CMS created the “star” ratings for Medicare Advantage plans to collect data on supposed quality performance and provide that information to beneficiaries to help them make informed decisions about which plan to enroll in. In addition, generally the higher the rating, the more a plan may get paid in premiums, as plans with a certain rating get a bonus. McKinsey & Co. issued a report on star rating trends. (McKinsey Report) The star rating scale is one to five stars; plans with 4 stars or more are defined as high performers. McKinsey finds that since inception of the stars system in 2009, the percent of plans with such ratings has risen significantly, as has performance overall and on the 22 quality measures that have been used since the start of the program. Between 2011 and 2018, average plan score for MA plans with a drug benefit rose from 3.18 to 4.06, even after considering membership shifts and changes to scoring criteria. (I am somewhat dubious, not clear that McKinsey adequately took into account the multi-plan insurers habit of combining low-ranking contracts into higher ones, which would obviously raise the score considerably, although they did acknowledge this was a factor.) The percentage of members in a plan with a rating of 4 or more went from 24% to 73%. This has some direct benefit to MA enrollees, as plans have to use the extra premium to add benefits or reduce beneficiary premiums or cost-sharing.

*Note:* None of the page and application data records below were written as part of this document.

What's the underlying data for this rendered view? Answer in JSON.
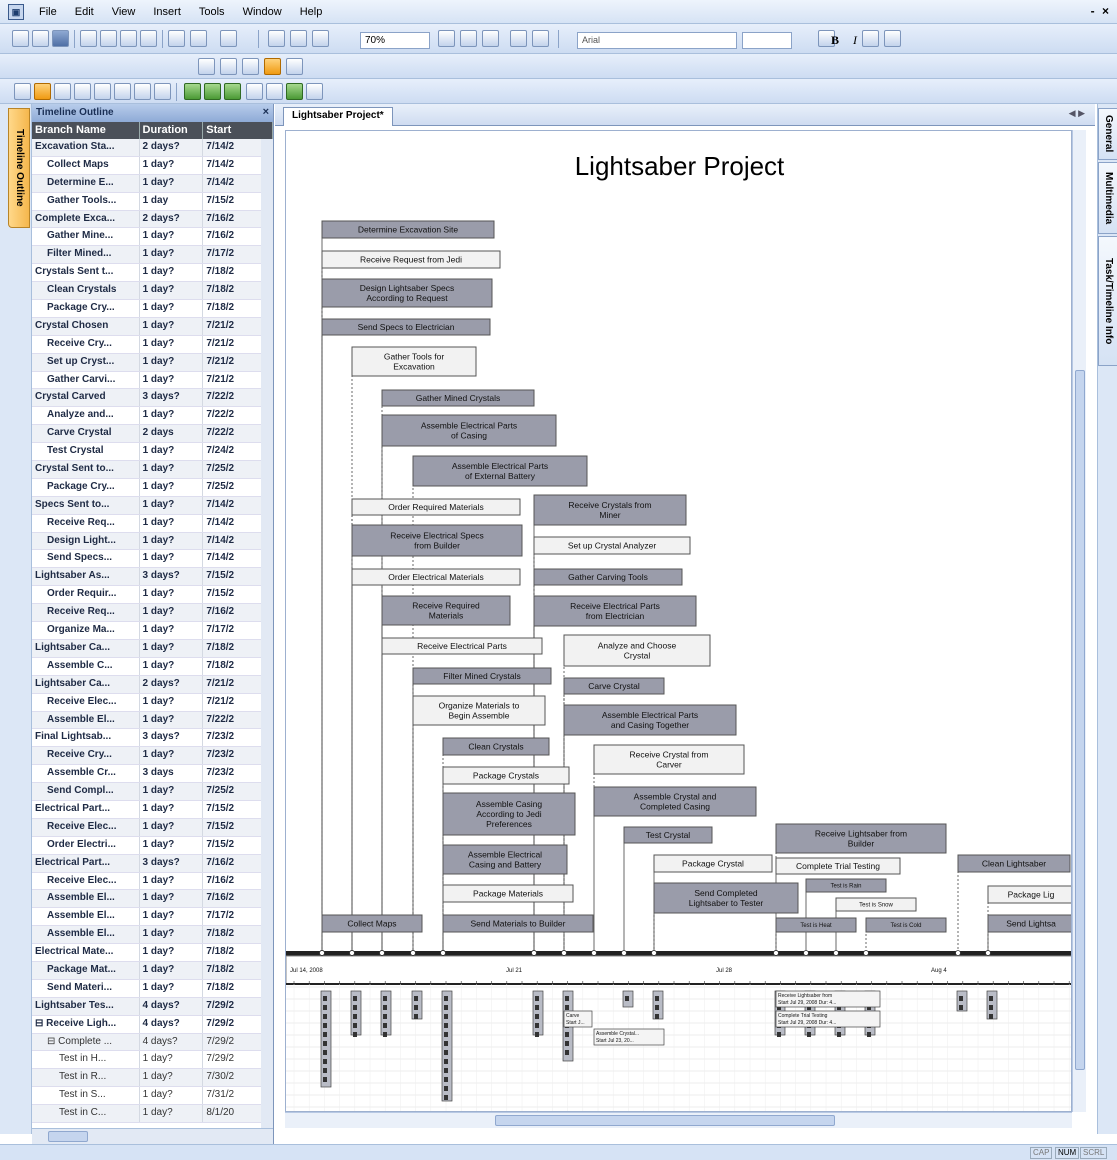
{
  "menu": [
    "File",
    "Edit",
    "View",
    "Insert",
    "Tools",
    "Window",
    "Help"
  ],
  "window_controls": "- ×",
  "toolbar": {
    "zoom": "70%",
    "font": "Arial",
    "bold": "B",
    "italic": "I"
  },
  "left_tab": "Timeline Outline",
  "outline": {
    "title": "Timeline Outline",
    "headers": [
      "Branch Name",
      "Duration",
      "Start"
    ],
    "rows": [
      [
        "Excavation Sta...",
        "2 days?",
        "7/14/2"
      ],
      [
        "Collect Maps",
        "1 day?",
        "7/14/2"
      ],
      [
        "Determine E...",
        "1 day?",
        "7/14/2"
      ],
      [
        "Gather Tools...",
        "1 day",
        "7/15/2"
      ],
      [
        "Complete Exca...",
        "2 days?",
        "7/16/2"
      ],
      [
        "Gather Mine...",
        "1 day?",
        "7/16/2"
      ],
      [
        "Filter Mined...",
        "1 day?",
        "7/17/2"
      ],
      [
        "Crystals Sent t...",
        "1 day?",
        "7/18/2"
      ],
      [
        "Clean Crystals",
        "1 day?",
        "7/18/2"
      ],
      [
        "Package Cry...",
        "1 day?",
        "7/18/2"
      ],
      [
        "Crystal Chosen",
        "1 day?",
        "7/21/2"
      ],
      [
        "Receive Cry...",
        "1 day?",
        "7/21/2"
      ],
      [
        "Set up Cryst...",
        "1 day?",
        "7/21/2"
      ],
      [
        "Gather Carvi...",
        "1 day?",
        "7/21/2"
      ],
      [
        "Crystal Carved",
        "3 days?",
        "7/22/2"
      ],
      [
        "Analyze and...",
        "1 day?",
        "7/22/2"
      ],
      [
        "Carve Crystal",
        "2 days",
        "7/22/2"
      ],
      [
        "Test Crystal",
        "1 day?",
        "7/24/2"
      ],
      [
        "Crystal Sent to...",
        "1 day?",
        "7/25/2"
      ],
      [
        "Package Cry...",
        "1 day?",
        "7/25/2"
      ],
      [
        "Specs Sent to...",
        "1 day?",
        "7/14/2"
      ],
      [
        "Receive Req...",
        "1 day?",
        "7/14/2"
      ],
      [
        "Design Light...",
        "1 day?",
        "7/14/2"
      ],
      [
        "Send Specs...",
        "1 day?",
        "7/14/2"
      ],
      [
        "Lightsaber As...",
        "3 days?",
        "7/15/2"
      ],
      [
        "Order Requir...",
        "1 day?",
        "7/15/2"
      ],
      [
        "Receive Req...",
        "1 day?",
        "7/16/2"
      ],
      [
        "Organize Ma...",
        "1 day?",
        "7/17/2"
      ],
      [
        "Lightsaber Ca...",
        "1 day?",
        "7/18/2"
      ],
      [
        "Assemble C...",
        "1 day?",
        "7/18/2"
      ],
      [
        "Lightsaber Ca...",
        "2 days?",
        "7/21/2"
      ],
      [
        "Receive Elec...",
        "1 day?",
        "7/21/2"
      ],
      [
        "Assemble El...",
        "1 day?",
        "7/22/2"
      ],
      [
        "Final Lightsab...",
        "3 days?",
        "7/23/2"
      ],
      [
        "Receive Cry...",
        "1 day?",
        "7/23/2"
      ],
      [
        "Assemble Cr...",
        "3 days",
        "7/23/2"
      ],
      [
        "Send Compl...",
        "1 day?",
        "7/25/2"
      ],
      [
        "Electrical Part...",
        "1 day?",
        "7/15/2"
      ],
      [
        "Receive Elec...",
        "1 day?",
        "7/15/2"
      ],
      [
        "Order Electri...",
        "1 day?",
        "7/15/2"
      ],
      [
        "Electrical Part...",
        "3 days?",
        "7/16/2"
      ],
      [
        "Receive Elec...",
        "1 day?",
        "7/16/2"
      ],
      [
        "Assemble El...",
        "1 day?",
        "7/16/2"
      ],
      [
        "Assemble El...",
        "1 day?",
        "7/17/2"
      ],
      [
        "Assemble El...",
        "1 day?",
        "7/18/2"
      ],
      [
        "Electrical Mate...",
        "1 day?",
        "7/18/2"
      ],
      [
        "Package Mat...",
        "1 day?",
        "7/18/2"
      ],
      [
        "Send Materi...",
        "1 day?",
        "7/18/2"
      ],
      [
        "Lightsaber Tes...",
        "4 days?",
        "7/29/2"
      ],
      [
        "⊟ Receive Ligh...",
        "4 days?",
        "7/29/2"
      ],
      [
        "⊟ Complete ...",
        "4 days?",
        "7/29/2"
      ],
      [
        "Test in H...",
        "1 day?",
        "7/29/2"
      ],
      [
        "Test in R...",
        "1 day?",
        "7/30/2"
      ],
      [
        "Test in S...",
        "1 day?",
        "7/31/2"
      ],
      [
        "Test in C...",
        "1 day?",
        "8/1/20"
      ]
    ]
  },
  "doc_tab": "Lightsaber Project*",
  "chart_title": "Lightsaber Project",
  "right_tabs": [
    "General",
    "Multimedia",
    "Task/Timeline Info"
  ],
  "axis_labels": [
    "Jul 14, 2008",
    "Jul 21",
    "Jul 28",
    "Aug 4"
  ],
  "status": [
    "CAP",
    "NUM",
    "SCRL"
  ],
  "events": [
    "Determine Excavation Site",
    "Receive Request from Jedi",
    "Design Lightsaber Specs\nAccording to Request",
    "Send Specs to Electrician",
    "Gather Tools for\nExcavation",
    "Gather Mined Crystals",
    "Assemble Electrical Parts\nof Casing",
    "Assemble Electrical Parts\nof External Battery",
    "Order Required Materials",
    "Receive Crystals from\nMiner",
    "Receive Electrical Specs\nfrom Builder",
    "Set up Crystal Analyzer",
    "Order Electrical Materials",
    "Gather Carving Tools",
    "Receive Required\nMaterials",
    "Receive Electrical Parts\nfrom Electrician",
    "Receive Electrical Parts",
    "Analyze and Choose\nCrystal",
    "Filter Mined Crystals",
    "Carve Crystal",
    "Organize Materials to\nBegin Assemble",
    "Assemble Electrical Parts\nand Casing Together",
    "Clean Crystals",
    "Receive Crystal from\nCarver",
    "Package Crystals",
    "Assemble Crystal and\nCompleted Casing",
    "Assemble Casing\nAccording to Jedi\nPreferences",
    "Test Crystal",
    "Receive Lightsaber from\nBuilder",
    "Assemble Electrical\nCasing and Battery",
    "Package Crystal",
    "Complete Trial Testing",
    "Clean Lightsaber",
    "Test is Rain",
    "Package Materials",
    "Send Completed\nLightsaber to Tester",
    "Test is Snow",
    "Package Lig",
    "Collect Maps",
    "Send Materials to Builder",
    "Test is Heat",
    "Test is Cold",
    "Send Lightsa"
  ],
  "lower_notes": [
    "Receive Lightsaber from\nStart Jul 29, 2008 Dur: 4...",
    "Complete Trial Testing\nStart Jul 29, 2008 Dur: 4...",
    "Assemble Crystal...\nStart Jul 23, 20...",
    "Carve\nStart J..."
  ]
}
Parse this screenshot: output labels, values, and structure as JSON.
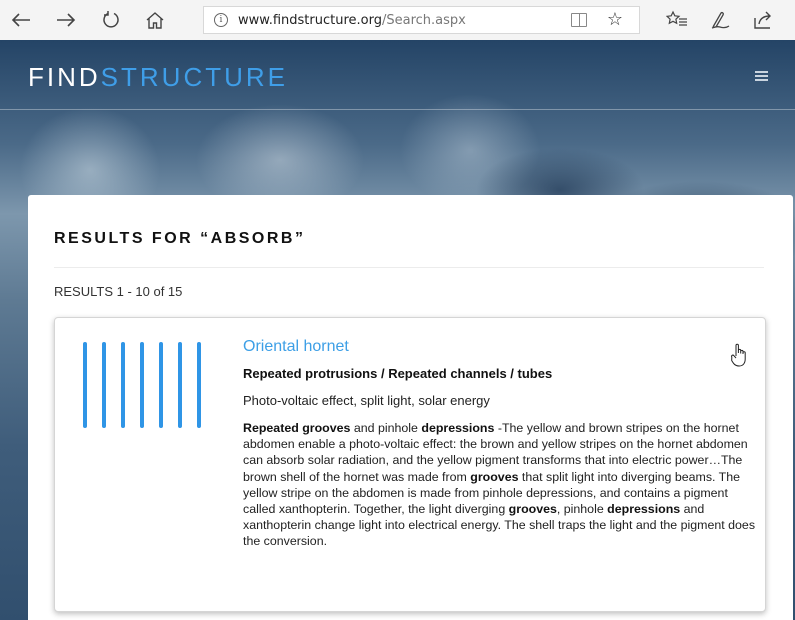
{
  "browser": {
    "url_domain": "www.findstructure.org",
    "url_path": "/Search.aspx"
  },
  "header": {
    "brand_part1": "FIND",
    "brand_part2": "STRUCTURE"
  },
  "results": {
    "title": "RESULTS FOR “ABSORB”",
    "count_text": "RESULTS 1 - 10 of 15"
  },
  "result": {
    "name": "Oriental hornet",
    "features": "Repeated protrusions / Repeated channels / tubes",
    "functions": "Photo-voltaic effect, split light, solar energy",
    "desc": [
      {
        "text": "Repeated grooves",
        "bold": true
      },
      {
        "text": " and pinhole ",
        "bold": false
      },
      {
        "text": "depressions",
        "bold": true
      },
      {
        "text": " -The yellow and brown stripes on the hornet abdomen enable a photo-voltaic effect: the brown and yellow stripes on the hornet abdomen can absorb solar radiation, and the yellow pigment transforms that into electric power…The brown shell of the hornet was made from ",
        "bold": false
      },
      {
        "text": "grooves",
        "bold": true
      },
      {
        "text": " that split light into diverging beams. The yellow stripe on the abdomen is made from pinhole depressions, and contains a pigment called xanthopterin. Together, the light diverging ",
        "bold": false
      },
      {
        "text": "grooves",
        "bold": true
      },
      {
        "text": ", pinhole ",
        "bold": false
      },
      {
        "text": "depressions",
        "bold": true
      },
      {
        "text": " and xanthopterin change light into electrical energy. The shell traps the light and the pigment does the conversion.",
        "bold": false
      }
    ],
    "stripe_color": "#2f95e6"
  },
  "colors": {
    "brand_accent": "#3f9ee8",
    "link": "#3d9fe6"
  },
  "icons": [
    "back-icon",
    "forward-icon",
    "refresh-icon",
    "home-icon",
    "info-icon",
    "reading-view-icon",
    "favorite-star-icon",
    "favorites-list-icon",
    "pen-icon",
    "share-icon",
    "menu-icon",
    "hand-cursor-icon"
  ]
}
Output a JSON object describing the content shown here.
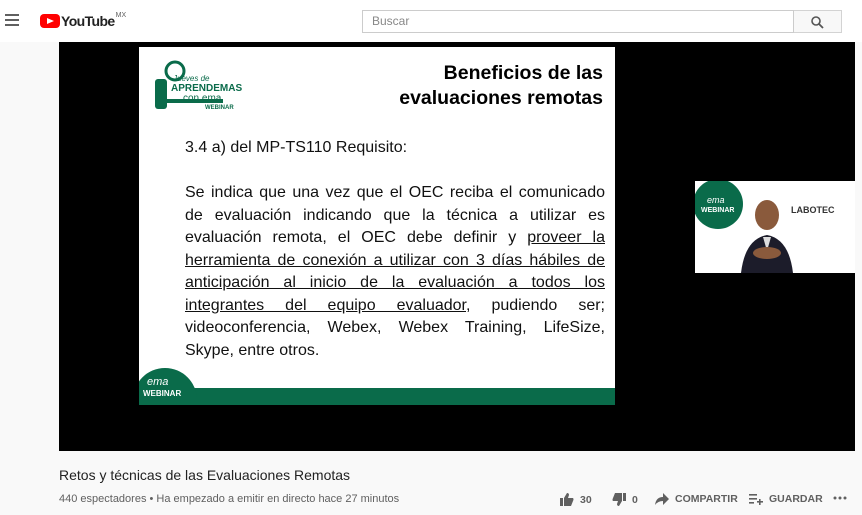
{
  "header": {
    "logo_text": "YouTube",
    "country_code": "MX",
    "search_placeholder": "Buscar"
  },
  "slide": {
    "logo_lines": [
      "Jueves de",
      "APRENDEMAS",
      "con ema",
      "WEBINAR"
    ],
    "title_line1": "Beneficios de las",
    "title_line2": "evaluaciones remotas",
    "requirement": "3.4 a) del MP-TS110 Requisito:",
    "body_plain1": "Se indica que una vez que el OEC reciba el comunicado de evaluación indicando que la técnica a utilizar es evaluación remota, el OEC debe definir y ",
    "body_underlined": "proveer la herramienta de conexión a utilizar con 3 días hábiles de anticipación al inicio de la evaluación a todos los integrantes del equipo evaluador",
    "body_plain2": ", pudiendo ser; videoconferencia, Webex, Webex Training, LifeSize, Skype, entre otros.",
    "badge_ema": "ema",
    "badge_webinar": "WEBINAR"
  },
  "camera": {
    "badge_ema": "ema",
    "badge_webinar": "WEBINAR",
    "company": "LABOTEC"
  },
  "video": {
    "title": "Retos y técnicas de las Evaluaciones Remotas",
    "meta": "440 espectadores • Ha empezado a emitir en directo hace 27 minutos",
    "likes": "30",
    "dislikes": "0",
    "share_label": "COMPARTIR",
    "save_label": "GUARDAR"
  },
  "colors": {
    "brand_red": "#ff0000",
    "slide_green": "#0a6b4a"
  }
}
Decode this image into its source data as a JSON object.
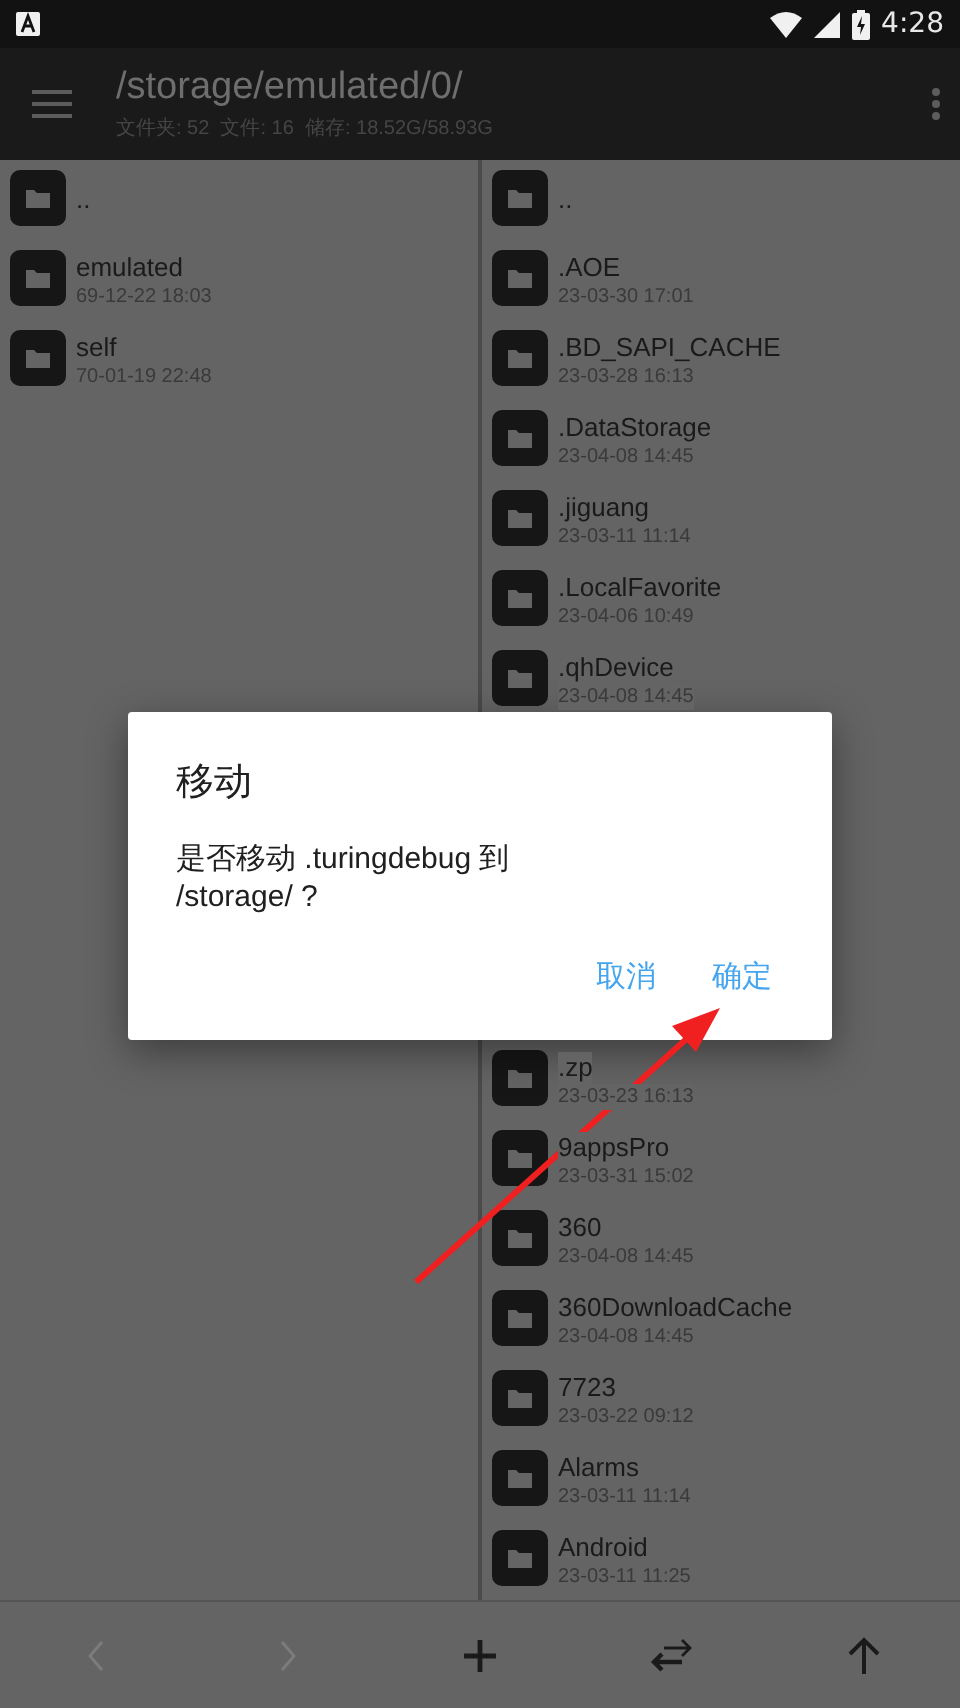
{
  "status_bar": {
    "time": "4:28"
  },
  "toolbar": {
    "path": "/storage/emulated/0/",
    "info": "文件夹: 52  文件: 16  储存: 18.52G/58.93G"
  },
  "left_pane": {
    "items": [
      {
        "name": ".."
      },
      {
        "name": "emulated",
        "date": "69-12-22 18:03"
      },
      {
        "name": "self",
        "date": "70-01-19 22:48"
      }
    ]
  },
  "right_pane": {
    "items": [
      {
        "name": ".."
      },
      {
        "name": ".AOE",
        "date": "23-03-30 17:01"
      },
      {
        "name": ".BD_SAPI_CACHE",
        "date": "23-03-28 16:13"
      },
      {
        "name": ".DataStorage",
        "date": "23-04-08 14:45"
      },
      {
        "name": ".jiguang",
        "date": "23-03-11 11:14"
      },
      {
        "name": ".LocalFavorite",
        "date": "23-04-06 10:49"
      },
      {
        "name": ".qhDevice",
        "date": "23-04-08 14:45"
      }
    ],
    "items_below_dialog": [
      {
        "name": ".zp",
        "date": "23-03-23 16:13"
      },
      {
        "name": "9appsPro",
        "date": "23-03-31 15:02"
      },
      {
        "name": "360",
        "date": "23-04-08 14:45"
      },
      {
        "name": "360DownloadCache",
        "date": "23-04-08 14:45"
      },
      {
        "name": "7723",
        "date": "23-03-22 09:12"
      },
      {
        "name": "Alarms",
        "date": "23-03-11 11:14"
      },
      {
        "name": "Android",
        "date": "23-03-11 11:25"
      }
    ]
  },
  "dialog": {
    "title": "移动",
    "message": "是否移动 .turingdebug 到\n/storage/ ?",
    "buttons": [
      {
        "label": "取消"
      },
      {
        "label": "确定"
      }
    ]
  },
  "bottom_bar": [
    {
      "kind": "back",
      "disabled": true
    },
    {
      "kind": "forward",
      "disabled": true
    },
    {
      "kind": "add",
      "disabled": false
    },
    {
      "kind": "swap",
      "disabled": false
    },
    {
      "kind": "up",
      "disabled": false
    }
  ]
}
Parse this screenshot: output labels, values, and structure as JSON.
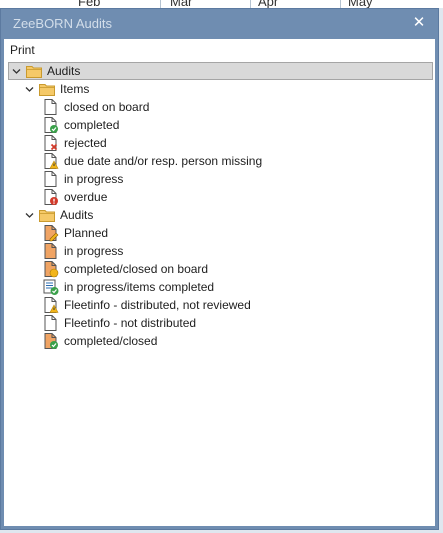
{
  "background": {
    "months": [
      "Feb",
      "Mar",
      "Apr",
      "May"
    ]
  },
  "window": {
    "title": "ZeeBORN Audits",
    "close_glyph": "✕"
  },
  "menu": {
    "print_label": "Print"
  },
  "tree": {
    "root": {
      "label": "Audits",
      "icon": "folder-icon",
      "expanded": true
    },
    "groups": [
      {
        "label": "Items",
        "icon": "folder-icon",
        "expanded": true,
        "children": [
          {
            "label": "closed on board",
            "icon": "document-icon"
          },
          {
            "label": "completed",
            "icon": "document-green-check-icon"
          },
          {
            "label": "rejected",
            "icon": "document-red-x-icon"
          },
          {
            "label": "due date and/or resp. person missing",
            "icon": "document-warning-icon"
          },
          {
            "label": "in progress",
            "icon": "document-icon"
          },
          {
            "label": "overdue",
            "icon": "document-red-alert-icon"
          }
        ]
      },
      {
        "label": "Audits",
        "icon": "folder-icon",
        "expanded": true,
        "children": [
          {
            "label": "Planned",
            "icon": "orange-document-pencil-icon"
          },
          {
            "label": "in progress",
            "icon": "orange-document-icon"
          },
          {
            "label": "completed/closed on board",
            "icon": "orange-document-yellow-circle-icon"
          },
          {
            "label": "in progress/items completed",
            "icon": "list-document-green-check-icon"
          },
          {
            "label": "Fleetinfo - distributed, not reviewed",
            "icon": "document-warning-icon"
          },
          {
            "label": "Fleetinfo - not distributed",
            "icon": "document-icon"
          },
          {
            "label": "completed/closed",
            "icon": "orange-document-green-check-icon"
          }
        ]
      }
    ]
  },
  "colors": {
    "titlebar": "#6f8db1",
    "folder": "#f5c968",
    "folder_stroke": "#c99a2e",
    "status_green": "#3aa04a",
    "status_red": "#d23a2a",
    "warning_yellow": "#f2b51a",
    "orange_doc": "#f0a464"
  }
}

Of the 22 individual stars measures that have been used since the start, performance has risen on all but two. For example, improving or maintaining mental health rose from an average of 3 in 2009 to 3.8 in 2018. Osteoporosis management in women with a fracture increased from 1.5 to 3.1. Improving bladder control grew from 2.2 to 3.2. And perception of getting needed care went from 3.1 to 3.7. On the other hand, what would seem to be the very important measure of improving or maintaining physical health declined from 3.4 to 2.8 and reducing the risk of falling went from 3.1 to 2.2. McKinsey’s analysis suggests that MA plans experienced the greatest improvement after CMS began providing the financial incentive for better stars ratings. The biggest change was in the category of process measures, which are the easiest to influence. The lowest was in regard to patient experience, which had pretty high ratings from the start so room for improvement was limited. You would expect strong patient satisfaction since the beneficiaries had to affirmatively enroll and to be satisfied would indicate they made a bad decision. CMS has raised the scores needed to get 4 stars on a number of measures, but improvement still occurred, which is encouraging. And McKinsey found that the plans had lowered the cost of providing benefits compared to FFS benchmarks. Overall, based on this and other research, we can feel pretty comfortable that MA plans are doing a good job for members from a quality perspective, at least compared to FFS Medicare.